Branding clearly matters to real estate agents themselves. If they can create a business persona that allows them to stand out above other providers in their industry, they are more likely to attract clients.
The overriding goal for agencies is to get sellers to believe that they can fetch a better price for their property. Commissions could be as high as 6 percent if sellers know that the agency can bump up the sale price of their properties by more than, say, 8 percent.
Branding may also matter somewhat to clients themselves. It’s a signal that an agent has the experience, has been around for a long time, and can get better prices for their real estate transactions.
Many established brands, for instance, maintain strong links with buyer communities. They’re much better able to find keen buyers with higher consumer surplus, willing to pay as much or more than the asking price.
Bigger brands may also provide some unique advantages for seasoned or frequent property investors. Organizations with established brands usually have the financial capital to do research into the market and provide property hunters with unique and helpful insights. Only making insights available to customers gives them an advantage in market situations.
Smaller agencies that don’t have established brands must usually employ people with less experience in the industry. And that can hamper the quality of their research. Thus, a brand can be a proxy for the educational output of an agent.
Why Branding Might Not Matter All That Much
On the other hand, some might argue that while branding is important in most industries, it’s not in the real estate agency market.
Some real estate agents worry that buyers and sellers won’t use them when they first set up because they don’t know their brand. But they soon discover that they can carve a niche for themselves and gain paying clients even if they are new. It’s not that difficult.
Evidence and experiences suggest that clients care most about the quality of the service they receive. Branding tends to play second fiddle.
When it comes to customer experience, smaller firms actually have an advantage in this area – and clients know it. Independent agents tend to be more flexible and don’t have to abide by endless corporate rules and regulations.
Working in a smaller shop also helps a lot of smaller real estate agencies feel more like a unit.

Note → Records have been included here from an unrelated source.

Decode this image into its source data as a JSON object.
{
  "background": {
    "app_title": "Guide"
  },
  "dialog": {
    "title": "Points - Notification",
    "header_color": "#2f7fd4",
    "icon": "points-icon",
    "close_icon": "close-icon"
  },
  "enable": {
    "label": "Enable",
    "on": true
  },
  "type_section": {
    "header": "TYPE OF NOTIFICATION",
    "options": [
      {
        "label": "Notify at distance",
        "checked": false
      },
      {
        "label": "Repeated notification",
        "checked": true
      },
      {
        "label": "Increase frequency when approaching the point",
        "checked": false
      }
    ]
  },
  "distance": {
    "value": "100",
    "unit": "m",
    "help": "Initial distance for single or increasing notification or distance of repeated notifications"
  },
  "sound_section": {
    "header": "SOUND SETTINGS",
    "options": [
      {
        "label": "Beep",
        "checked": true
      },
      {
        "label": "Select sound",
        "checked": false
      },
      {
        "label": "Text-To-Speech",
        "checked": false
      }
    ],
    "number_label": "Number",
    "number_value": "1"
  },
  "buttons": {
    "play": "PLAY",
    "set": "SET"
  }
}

Everyone works on the same sales. You don’t have separate agents pursuing their individual projects. The business becomes a tighter unit.
What Role Do Online Agents Play?
Estate agent branding probably had more value in the past when clients had no choice but to go to the big high-street brands. But thanks to the internet, that’s all now a thing of the past.
Aggregator websites collect all the properties for sale for listing by individual agents on a single platform. Under this setup, buyers now shop for properties directly. The agent listing them is usually a secondary consideration.
The internet, therefore, is becoming a great equalizer. Buyers don’t care a great deal about who made the listing on these aggregator sites. The main consideration is now the quality of the property and what it offers.
Around 95 percent of people search for new homes online, mainly because the process is incredibly easy. Agents still have a role to play when searches become more serious. But what buyers really need are people with great writing and presentation skills who can showcase their properties at their best.
The aim of the game now is to create robust multiple listing services where agents attempt to sell properties via major online platforms.
Given the rise of the internet, brokers are finding it increasingly difficult to brand themselves in the first place. They’d like to be different from the next firm – and they probably are – but making that distinction clear for consumers is going to be the main challenge.